Caregiver Allegedly Stole Over $53,000
Victim’s Family Discovers Theft After Victim’s Death
Statistics show that the risk of financial elder abuse increases as we age; that is, a 90-year-old person is at greatest risk, say, than a 70-year-old. Of course, the statistics are not surprising as we tend to grow more dependent on others the older we get, and cognitive impairment also frequently sets in as we get older. But whether a victim is 65 or 95, any wrongful taking of their property is financial elder abuse. Any wrongful taking of a senior’s property, or any assistance in that taking, is a crime and grounds for civil liability of the person doing the taking and anyone assisting him or her. California Penal Code § 368 and Cal. Welf. & Inst. Code § 15610.30 (definition of financial elder abuse). California broadly defines what constitutes financial elder or dependent adult abuse:
(a) “Financial abuse” of an elder or dependent adult occurs when a person or entity does any of the following:
(1) Takes, secretes, appropriates, obtains, or retains real or personal property of an elder or dependent adult for a wrongful use or with intent to defraud, or both.
(2) Assists in taking, secreting, appropriating, obtaining, or retaining real or personal property of an elder or dependent adult for a wrongful use or with intent to defraud, or both.
(3) Takes, secretes, appropriates, obtains, or retains, or assists in taking, secreting, appropriating, obtaining, or retaining, real or personal property of an elder or dependent adult by undue influence, as defined in Section 15610.70.
If you or a loved one is a victim of elder or dependent adult financial abuse in Alameda County or elsewhere in California call us today at (415)441-8669. Our toll-free number is 1-888-50EVANS (888-503-8267).
Caregiver Arrested For Theft And Hate Crime
In a recently reported case,  a woman charged with stealing from a 96-year-old man she had been paid to care for has recently been sentenced to one-and-a-half to three years in prison, according to the local police department involved in the case. The former caregiver was charged with felony counts of grand larceny as a hate crime, identity theft, and falsifying business records. The grand larceny was considered a hate crime because she targeted an elderly victim, the police said in a press release. The victim’s family became concerned when they were reviewing the man’s estate after he died. Police discovered that the caregiver had stolen $53,121.86 from his account, the release said.
Protecting Older Loved Ones From Financial Abuse
Unfortunately, the victim’s family in the reported case did not discover the missing funds until after their loved one had died. This fact pattern is common. Often, families are in the dark about a senior’s finances until they die and their banking and other financial records are reviewed by their heirs. We encourage families to get involved in their older loved one’s affairs earlier, especially if they are under the care of in-home caregivers and help protect them from financial exploitation. There are some specific steps you should take for their protection: Always do a background check on anyone you hire as a caregiver; get references and call them.
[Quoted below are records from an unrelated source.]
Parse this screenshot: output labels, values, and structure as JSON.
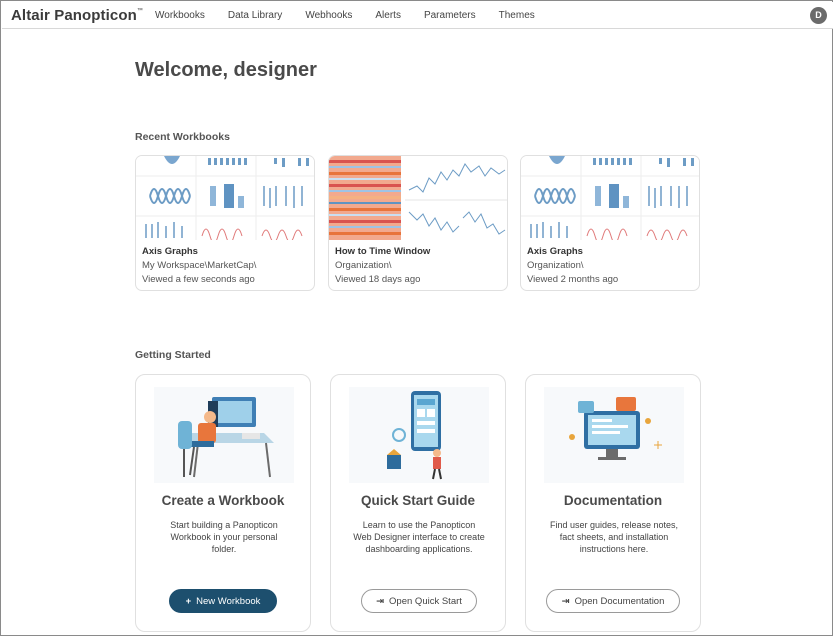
{
  "brand": {
    "name": "Altair Panopticon",
    "tm": "™"
  },
  "nav": [
    "Workbooks",
    "Data Library",
    "Webhooks",
    "Alerts",
    "Parameters",
    "Themes"
  ],
  "user": {
    "initial": "D"
  },
  "welcome": "Welcome, designer",
  "recent": {
    "title": "Recent Workbooks",
    "items": [
      {
        "name": "Axis Graphs",
        "path": "My Workspace\\MarketCap\\",
        "viewed": "Viewed a few seconds ago"
      },
      {
        "name": "How to Time Window",
        "path": "Organization\\",
        "viewed": "Viewed 18 days ago"
      },
      {
        "name": "Axis Graphs",
        "path": "Organization\\",
        "viewed": "Viewed 2 months ago"
      }
    ]
  },
  "getting_started": {
    "title": "Getting Started",
    "cards": [
      {
        "title": "Create a Workbook",
        "desc": "Start building a Panopticon Workbook in your personal folder.",
        "button": "New Workbook",
        "button_icon": "plus-icon"
      },
      {
        "title": "Quick Start Guide",
        "desc": "Learn to use the Panopticon Web Designer interface to create dashboarding applications.",
        "button": "Open Quick Start",
        "button_icon": "open-external-icon"
      },
      {
        "title": "Documentation",
        "desc": "Find user guides, release notes, fact sheets, and installation instructions here.",
        "button": "Open Documentation",
        "button_icon": "open-external-icon"
      }
    ]
  },
  "colors": {
    "primary": "#1d4f6e",
    "chart": "#6d9cc5",
    "accent_red": "#e07a7a"
  }
}
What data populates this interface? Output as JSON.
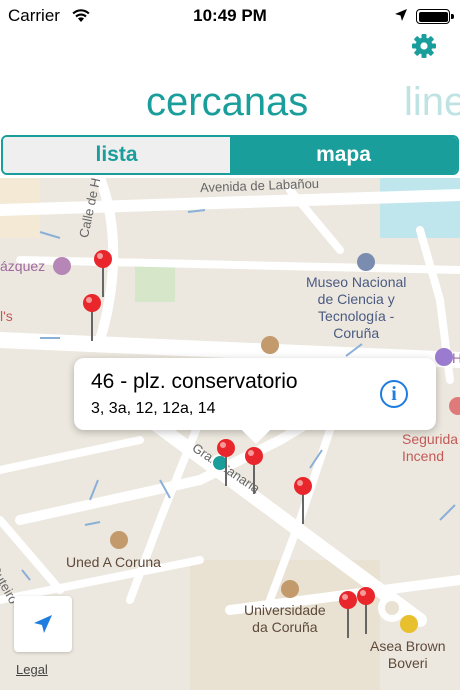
{
  "status_bar": {
    "carrier": "Carrier",
    "time": "10:49 PM"
  },
  "header": {
    "tab_current": "cercanas",
    "tab_next": "line",
    "settings_icon": "gear-icon"
  },
  "segmented": {
    "lista": "lista",
    "mapa": "mapa",
    "selected": "mapa"
  },
  "map": {
    "streets": [
      "Avenida de Labañou",
      "Calle de Honduras",
      "Gran Canaria",
      "Outeiro"
    ],
    "pois": [
      {
        "name": "Museo Nacional\nde Ciencia y\nTecnología -\nCoruña"
      },
      {
        "name": "Uned A Coruna"
      },
      {
        "name": "Universidade\nda Coruña"
      },
      {
        "name": "Asea Brown\nBoveri"
      },
      {
        "name": "Galle\nSegurida\nIncend"
      },
      {
        "name": "ázquez"
      },
      {
        "name": "l's"
      },
      {
        "name": "H"
      }
    ],
    "callout": {
      "title": "46 - plz. conservatorio",
      "lines": "3, 3a, 12, 12a, 14"
    },
    "legal": "Legal",
    "colors": {
      "accent": "#1a9e9b",
      "pin": "#e8262b",
      "info": "#1f7de0"
    }
  }
}
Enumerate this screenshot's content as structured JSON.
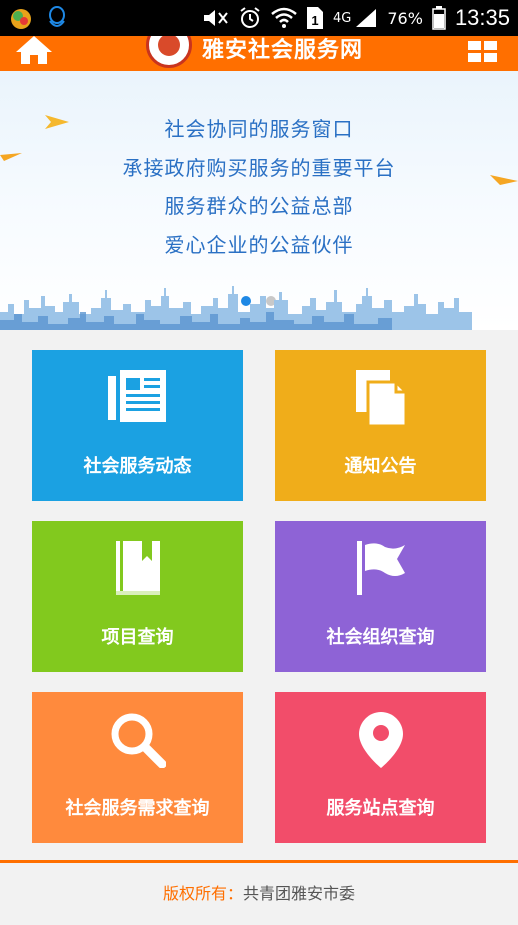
{
  "status_bar": {
    "battery_percent": "76%",
    "network": "4G",
    "time": "13:35"
  },
  "header": {
    "title": "雅安社会服务网"
  },
  "banner": {
    "lines": [
      "社会协同的服务窗口",
      "承接政府购买服务的重要平台",
      "服务群众的公益总部",
      "爱心企业的公益伙伴"
    ]
  },
  "tiles": [
    {
      "label": "社会服务动态",
      "color": "#1ba1e2",
      "icon": "news-icon"
    },
    {
      "label": "通知公告",
      "color": "#f0ad1a",
      "icon": "documents-icon"
    },
    {
      "label": "项目查询",
      "color": "#82c91e",
      "icon": "book-icon"
    },
    {
      "label": "社会组织查询",
      "color": "#8e63d6",
      "icon": "flag-icon"
    },
    {
      "label": "社会服务需求查询",
      "color": "#ff8a3d",
      "icon": "search-icon"
    },
    {
      "label": "服务站点查询",
      "color": "#f24d6a",
      "icon": "location-pin-icon"
    }
  ],
  "footer": {
    "label": "版权所有：",
    "owner": "共青团雅安市委"
  },
  "colors": {
    "brand": "#ff6f00",
    "slogan": "#2a70c4"
  }
}
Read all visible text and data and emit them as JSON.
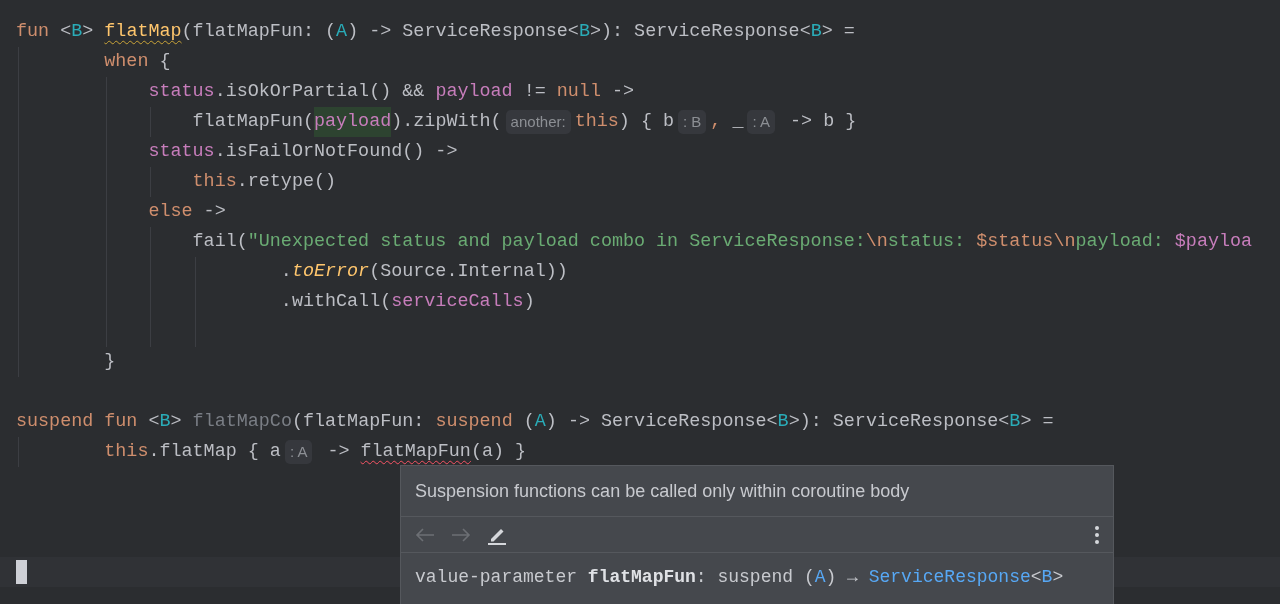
{
  "editor": {
    "lines": [
      {
        "kind": "continuation",
        "tokens": [
          {
            "kind": "keyword",
            "text": "fun"
          },
          {
            "kind": "plain",
            "text": " <"
          },
          {
            "kind": "type-param",
            "text": "B"
          },
          {
            "kind": "plain",
            "text": "> "
          },
          {
            "kind": "function-decl",
            "text": "flatMap",
            "warning": true
          },
          {
            "kind": "plain",
            "text": "(flatMapFun: ("
          },
          {
            "kind": "type-param",
            "text": "A"
          },
          {
            "kind": "plain",
            "text": ") -> ServiceResponse<"
          },
          {
            "kind": "type-param",
            "text": "B"
          },
          {
            "kind": "plain",
            "text": ">): ServiceResponse<"
          },
          {
            "kind": "type-param",
            "text": "B"
          },
          {
            "kind": "plain",
            "text": "> ="
          }
        ],
        "children": [
          {
            "kind": "block",
            "tokens": [
              {
                "kind": "keyword",
                "text": "when"
              },
              {
                "kind": "plain",
                "text": " {"
              }
            ],
            "children": [
              {
                "kind": "block",
                "tokens": [
                  {
                    "kind": "property",
                    "text": "status"
                  },
                  {
                    "kind": "plain",
                    "text": ".isOkOrPartial() && "
                  },
                  {
                    "kind": "property",
                    "text": "payload"
                  },
                  {
                    "kind": "plain",
                    "text": " != "
                  },
                  {
                    "kind": "keyword",
                    "text": "null"
                  },
                  {
                    "kind": "plain",
                    "text": " ->"
                  }
                ],
                "children": [
                  {
                    "tokens": [
                      {
                        "kind": "plain",
                        "text": "flatMapFun("
                      },
                      {
                        "kind": "property",
                        "text": "payload",
                        "highlighted": true
                      },
                      {
                        "kind": "plain",
                        "text": ").zipWith("
                      },
                      {
                        "kind": "hint",
                        "text": "another:"
                      },
                      {
                        "kind": "keyword",
                        "text": "this"
                      },
                      {
                        "kind": "plain",
                        "text": ") { b"
                      },
                      {
                        "kind": "hint",
                        "text": ": B"
                      },
                      {
                        "kind": "keyword",
                        "text": ","
                      },
                      {
                        "kind": "plain",
                        "text": " _"
                      },
                      {
                        "kind": "hint",
                        "text": ": A"
                      },
                      {
                        "kind": "plain",
                        "text": " -> b }"
                      }
                    ]
                  }
                ]
              },
              {
                "kind": "block",
                "tokens": [
                  {
                    "kind": "property",
                    "text": "status"
                  },
                  {
                    "kind": "plain",
                    "text": ".isFailOrNotFound() ->"
                  }
                ],
                "children": [
                  {
                    "tokens": [
                      {
                        "kind": "keyword",
                        "text": "this"
                      },
                      {
                        "kind": "plain",
                        "text": ".retype()"
                      }
                    ]
                  }
                ]
              },
              {
                "kind": "block",
                "tokens": [
                  {
                    "kind": "keyword",
                    "text": "else"
                  },
                  {
                    "kind": "plain",
                    "text": " ->"
                  }
                ],
                "children": [
                  {
                    "kind": "continuation",
                    "tokens": [
                      {
                        "kind": "plain",
                        "text": "fail("
                      },
                      {
                        "kind": "string",
                        "text": "\"Unexpected status and payload combo in ServiceResponse:"
                      },
                      {
                        "kind": "escape",
                        "text": "\\n"
                      },
                      {
                        "kind": "string",
                        "text": "status: "
                      },
                      {
                        "kind": "template",
                        "text": "$status"
                      },
                      {
                        "kind": "escape",
                        "text": "\\n"
                      },
                      {
                        "kind": "string",
                        "text": "payload: "
                      },
                      {
                        "kind": "property",
                        "text": "$payloa"
                      }
                    ],
                    "children": [
                      {
                        "tokens": [
                          {
                            "kind": "plain",
                            "text": "."
                          },
                          {
                            "kind": "call-italic",
                            "text": "toError"
                          },
                          {
                            "kind": "plain",
                            "text": "(Source.Internal))"
                          }
                        ]
                      },
                      {
                        "tokens": [
                          {
                            "kind": "plain",
                            "text": ".withCall("
                          },
                          {
                            "kind": "property",
                            "text": "serviceCalls"
                          },
                          {
                            "kind": "plain",
                            "text": ")"
                          }
                        ]
                      },
                      {
                        "blank": true
                      }
                    ]
                  }
                ]
              }
            ]
          },
          {
            "tokens": [
              {
                "kind": "plain",
                "text": "}"
              }
            ]
          }
        ]
      },
      {
        "blank": true
      },
      {
        "kind": "continuation",
        "tokens": [
          {
            "kind": "keyword",
            "text": "suspend fun"
          },
          {
            "kind": "plain",
            "text": " <"
          },
          {
            "kind": "type-param",
            "text": "B"
          },
          {
            "kind": "plain",
            "text": "> "
          },
          {
            "kind": "unused",
            "text": "flatMapCo"
          },
          {
            "kind": "plain",
            "text": "(flatMapFun: "
          },
          {
            "kind": "keyword",
            "text": "suspend"
          },
          {
            "kind": "plain",
            "text": " ("
          },
          {
            "kind": "type-param",
            "text": "A"
          },
          {
            "kind": "plain",
            "text": ") -> ServiceResponse<"
          },
          {
            "kind": "type-param",
            "text": "B"
          },
          {
            "kind": "plain",
            "text": ">): ServiceResponse<"
          },
          {
            "kind": "type-param",
            "text": "B"
          },
          {
            "kind": "plain",
            "text": "> ="
          }
        ],
        "children": [
          {
            "tokens": [
              {
                "kind": "keyword",
                "text": "this"
              },
              {
                "kind": "plain",
                "text": ".flatMap { a"
              },
              {
                "kind": "hint",
                "text": ": A"
              },
              {
                "kind": "plain",
                "text": " -> "
              },
              {
                "kind": "plain",
                "text": "flatMapFun",
                "error": true
              },
              {
                "kind": "plain",
                "text": "(a) }"
              }
            ]
          }
        ]
      },
      {
        "blank": true
      },
      {
        "blank": true
      },
      {
        "blank": true
      },
      {
        "blank": true,
        "caret": true
      }
    ]
  },
  "popup": {
    "message": "Suspension functions can be called only within coroutine body",
    "toolbar": [
      {
        "kind": "back",
        "disabled": true
      },
      {
        "kind": "forward",
        "disabled": true
      },
      {
        "kind": "edit",
        "disabled": false
      },
      {
        "kind": "more",
        "disabled": false
      }
    ],
    "doc": [
      {
        "kind": "plain",
        "text": "value-parameter "
      },
      {
        "kind": "bold",
        "text": "flatMapFun"
      },
      {
        "kind": "plain",
        "text": ": suspend ("
      },
      {
        "kind": "type",
        "text": "A"
      },
      {
        "kind": "plain",
        "text": ") → "
      },
      {
        "kind": "link",
        "text": "ServiceResponse"
      },
      {
        "kind": "plain",
        "text": "<"
      },
      {
        "kind": "type",
        "text": "B"
      },
      {
        "kind": "plain",
        "text": ">"
      }
    ]
  }
}
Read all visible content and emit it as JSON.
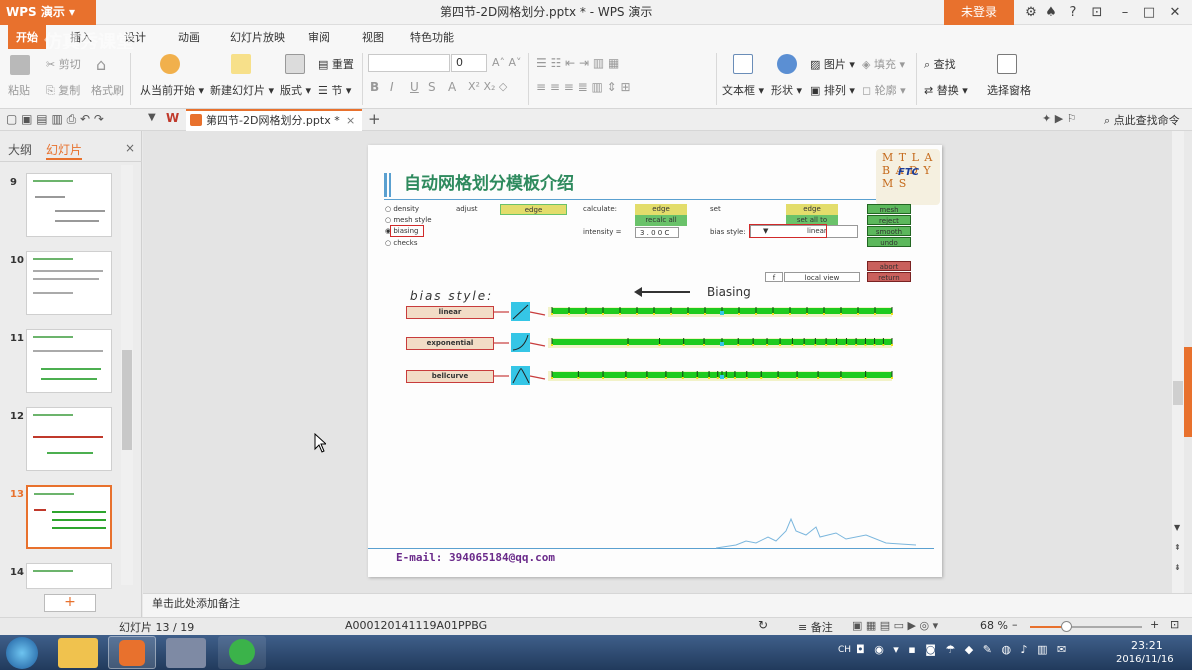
{
  "app": {
    "name": "WPS 演示",
    "doc_title": "第四节-2D网格划分.pptx * - WPS 演示",
    "login": "未登录"
  },
  "menu": {
    "tabs": [
      "开始",
      "插入",
      "设计",
      "动画",
      "幻灯片放映",
      "审阅",
      "视图",
      "特色功能"
    ],
    "active": 0,
    "watermark": "仿真秀课堂"
  },
  "ribbon": {
    "paste": "粘贴",
    "cut": "剪切",
    "copy": "复制",
    "format_painter": "格式刷",
    "play_from_current": "从当前开始",
    "new_slide": "新建幻灯片",
    "layout": "版式",
    "reset": "重置",
    "section": "节",
    "font_size": "0",
    "textbox": "文本框",
    "shape": "形状",
    "picture": "图片",
    "fill": "填充",
    "arrange": "排列",
    "outline": "轮廓",
    "find": "查找",
    "replace": "替换",
    "selection_pane": "选择窗格",
    "bold": "B",
    "italic": "I",
    "underline": "U",
    "strike": "S",
    "shadow": "A"
  },
  "doc_tab": {
    "label": "第四节-2D网格划分.pptx *",
    "close": "×",
    "add": "+",
    "search": "点此查找命令"
  },
  "left_panel": {
    "tab_outline": "大纲",
    "tab_slides": "幻灯片",
    "close": "×",
    "add": "+",
    "slides": [
      {
        "num": "9"
      },
      {
        "num": "10"
      },
      {
        "num": "11"
      },
      {
        "num": "12"
      },
      {
        "num": "13"
      },
      {
        "num": "14"
      }
    ],
    "selected": "13"
  },
  "slide": {
    "title": "自动网格划分模板介绍",
    "logo": {
      "letters": "M T L A B A D Y M S",
      "ftc": "FTC"
    },
    "radio": [
      "density",
      "mesh style",
      "biasing",
      "checks"
    ],
    "adjust_label": "adjust",
    "adjust_value": "edge",
    "calculate_label": "calculate:",
    "calc_edge": "edge",
    "recalc_all": "recalc all",
    "intensity_label": "intensity =",
    "intensity_value": "3 . 0 0 C",
    "set_label": "set",
    "set_edge": "edge",
    "set_all_to": "set all to",
    "bias_style_label": "bias style:",
    "bias_style_value": "linear",
    "actions": [
      "mesh",
      "reject",
      "smooth",
      "undo"
    ],
    "abort": "abort",
    "return": "return",
    "f_btn": "f",
    "local_view": "local view",
    "biasing_arrow_label": "Biasing",
    "bias_style_heading": "bias style:",
    "styles": [
      "linear",
      "exponential",
      "bellcurve"
    ],
    "email": "E-mail: 394065184@qq.com"
  },
  "notes": "单击此处添加备注",
  "status": {
    "slide_info": "幻灯片 13 / 19",
    "theme": "A000120141119A01PPBG",
    "notes": "备注",
    "zoom": "68 %"
  },
  "taskbar": {
    "lang": "CH",
    "time": "23:21",
    "date": "2016/11/16"
  },
  "colors": {
    "accent": "#e8712d",
    "green": "#2ea52e",
    "slide_title": "#2e8a5e",
    "cyan": "#35c6e6"
  }
}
Never allow a caregiver access to checks, cash or credit cards. Even if you have checks under lock and key continue to monitor a senior’s account online as online or phone access may also redirect their money to a caregiver’s accounts or the senior’s money may be used to pay a caregiver’s bills online. Never, ever give a caregiver a Power of Attorney, credit card, or a blank check.
If you sense any kind of abuse of an older loved one in Alameda County or anywhere else in the Bay Area or throughout the State of California, call us right away. Ingrid M. Evans has years of experience in representing seniors and their families against abusers of any kind, including in-home caregivers. You can reach us at (415) 441-8669, or by email at firstname.lastname@example.org. Our toll-free number is 1-888-50EVANS (888-503-8267).
 Evans Law Firm, Inc. was not involved in the case in any way.